We got a surprise this past Friday – our pigs are ready to come home! Either we miscalculated the time, or they are from a slightly earlier batch of piglets, but they were ours as of Saturday. As much as we wanted to pick them up right away, we had to ask if we could wait until the following weekend because we had already booked a 3 day holiday and did not want to leave less than 24 hours after bringing the piglets home (and Husband – who needs to complete the wiring for the electric fence – was leaving for the mainland the day after we got back). Thankfully, the farm was very accommodating and we’ll be picking them up together, with the kids, this Sunday.
The farm, by the way, is Sloping Hill Farm located in Qualicum Beach on Vancouver Island. They sell their product to some of the top restaurants in Vancouver and elsewhere and we are very pleased to have developed a good relationship with them. When we bought piglets from them last year they informed us they’d never sold them before! But when Husband contacted them they just happened to have some extras. They were very particular about how the pigs would be housed and treated (which aligned with our plans exactly), which only raised our respect for them. We kept in touch regarding how they fared, they apparently approved, and so now we are regular customers!
In other unexpected good news, the chicks I ordered will be ready a week ahead of schedule. They arrive next Wednesday! Setting up a brooder won’t be hard – I can pick up all the supplies at the farm supply store. Then I’ll have two weeks to make the chicken tractors for when they are ready to move outside. I need to find a good set of plans (by browsing through the dozens on BackyardChickens.com) but we have the lumber and the chicken wire so I don’t think it will be too much trouble to put something together. Meanwhile, our field is dense with clover and other yummies, so I hope the birds will be happy during their brief stay with us.

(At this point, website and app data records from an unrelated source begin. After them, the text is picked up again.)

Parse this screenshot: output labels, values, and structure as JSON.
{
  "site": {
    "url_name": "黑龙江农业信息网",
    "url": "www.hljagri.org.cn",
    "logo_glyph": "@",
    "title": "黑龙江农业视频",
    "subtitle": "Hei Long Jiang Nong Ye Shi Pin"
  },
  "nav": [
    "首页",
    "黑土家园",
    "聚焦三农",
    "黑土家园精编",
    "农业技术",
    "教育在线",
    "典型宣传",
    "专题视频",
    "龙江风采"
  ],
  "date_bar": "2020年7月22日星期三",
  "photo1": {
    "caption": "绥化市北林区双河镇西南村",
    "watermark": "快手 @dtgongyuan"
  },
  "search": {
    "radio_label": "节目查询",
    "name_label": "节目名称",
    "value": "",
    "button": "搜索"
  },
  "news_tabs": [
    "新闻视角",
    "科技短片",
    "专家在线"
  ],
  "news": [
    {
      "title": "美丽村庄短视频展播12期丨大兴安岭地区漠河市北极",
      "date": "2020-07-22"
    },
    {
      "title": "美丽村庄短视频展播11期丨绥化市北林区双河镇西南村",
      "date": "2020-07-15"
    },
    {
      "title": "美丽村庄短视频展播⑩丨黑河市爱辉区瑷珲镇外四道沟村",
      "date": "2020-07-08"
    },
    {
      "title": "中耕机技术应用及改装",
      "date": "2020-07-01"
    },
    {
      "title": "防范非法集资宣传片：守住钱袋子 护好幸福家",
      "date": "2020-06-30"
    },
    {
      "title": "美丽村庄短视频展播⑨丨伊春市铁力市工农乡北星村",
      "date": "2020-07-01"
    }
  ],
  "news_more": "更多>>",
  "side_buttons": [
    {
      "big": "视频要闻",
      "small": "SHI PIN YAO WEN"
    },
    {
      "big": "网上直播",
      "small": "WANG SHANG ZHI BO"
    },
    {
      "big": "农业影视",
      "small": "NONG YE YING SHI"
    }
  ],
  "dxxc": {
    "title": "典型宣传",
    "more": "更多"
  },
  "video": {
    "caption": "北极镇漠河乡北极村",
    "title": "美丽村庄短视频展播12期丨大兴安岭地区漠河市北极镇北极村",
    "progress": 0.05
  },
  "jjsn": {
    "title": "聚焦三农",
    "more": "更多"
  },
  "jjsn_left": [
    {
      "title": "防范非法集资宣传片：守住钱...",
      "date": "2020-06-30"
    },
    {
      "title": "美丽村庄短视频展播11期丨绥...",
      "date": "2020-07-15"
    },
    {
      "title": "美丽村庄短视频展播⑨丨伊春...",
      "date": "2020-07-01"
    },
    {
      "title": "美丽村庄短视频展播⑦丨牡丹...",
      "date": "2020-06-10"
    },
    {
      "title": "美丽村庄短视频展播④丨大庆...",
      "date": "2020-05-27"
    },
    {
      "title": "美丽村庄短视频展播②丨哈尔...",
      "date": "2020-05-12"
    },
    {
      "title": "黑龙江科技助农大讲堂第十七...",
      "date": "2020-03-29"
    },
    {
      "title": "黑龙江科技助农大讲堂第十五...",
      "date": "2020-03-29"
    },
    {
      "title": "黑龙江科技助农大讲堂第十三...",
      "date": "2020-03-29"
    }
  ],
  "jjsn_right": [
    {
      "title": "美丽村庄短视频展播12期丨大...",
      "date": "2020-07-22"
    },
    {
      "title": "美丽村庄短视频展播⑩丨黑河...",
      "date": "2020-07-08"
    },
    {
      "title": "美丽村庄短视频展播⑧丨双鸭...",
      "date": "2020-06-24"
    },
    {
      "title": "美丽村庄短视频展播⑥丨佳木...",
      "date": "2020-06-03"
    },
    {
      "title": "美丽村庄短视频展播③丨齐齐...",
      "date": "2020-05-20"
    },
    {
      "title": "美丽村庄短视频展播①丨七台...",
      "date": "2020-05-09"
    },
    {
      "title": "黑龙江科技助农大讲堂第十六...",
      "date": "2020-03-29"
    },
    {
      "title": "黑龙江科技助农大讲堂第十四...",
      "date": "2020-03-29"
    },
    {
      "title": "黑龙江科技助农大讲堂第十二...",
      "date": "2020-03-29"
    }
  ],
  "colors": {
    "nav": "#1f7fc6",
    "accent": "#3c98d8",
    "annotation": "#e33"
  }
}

With things moving a bit faster than planned, some aesthetic details are being overlooked for now. I won’t have the pasture looking as neat as I’d hoped – some of the wood piled around will doubtless not make it out. It really doesn’t matter as they have a 1/2 acre to roam and they’ll likely dig up a good deal of it anyways. We won’t have the new roof for the shed done, either, though we can certainly work on that after they are here. My garden won’t get any better-looking in terms of fencing, either, but it’s functional for now and appears to be keeping the critters out. But planting more seeds won’t take long, thanks to the beds being pre-dug last fall, and so I should be able to add to the summer harvest soon.
I’ve been thinking about how much I want to have a nice-looking farm, but really the most important thing is growing the food. For that, all you really need is the land (and the right zoning, I suppose). An open field, nothing fancy, will support our chickens. Another chunk of land supports the pigs (and really, they did fine with the portable electric fencing we had last year, it was just a bit more work for us). The garden fencing was inexpensive and relatively easy to put up. Sure it looks ugly, but it keeps the critters out. Don’t get me wrong, I want a nice-looking place, too. But that can wait, and it’s really cool to realize that it’s not a barrier to having a freezer full of chicken, pork, and veggies (assuming there are any leftover from the harvest that we don’t eat fresh and that will freeze well). Once the pigs and chickens are here and settled, and the rest of the veggies are planted, I can devote other sunny days to sprucing up the place (and may even get around to mowing the dandelion-and-weed jungle growing in front of the house). In the meantime, we’ll be enjoying having animals around the farm again and knowing that we are supplying our family with the healthiest and best food you can grow!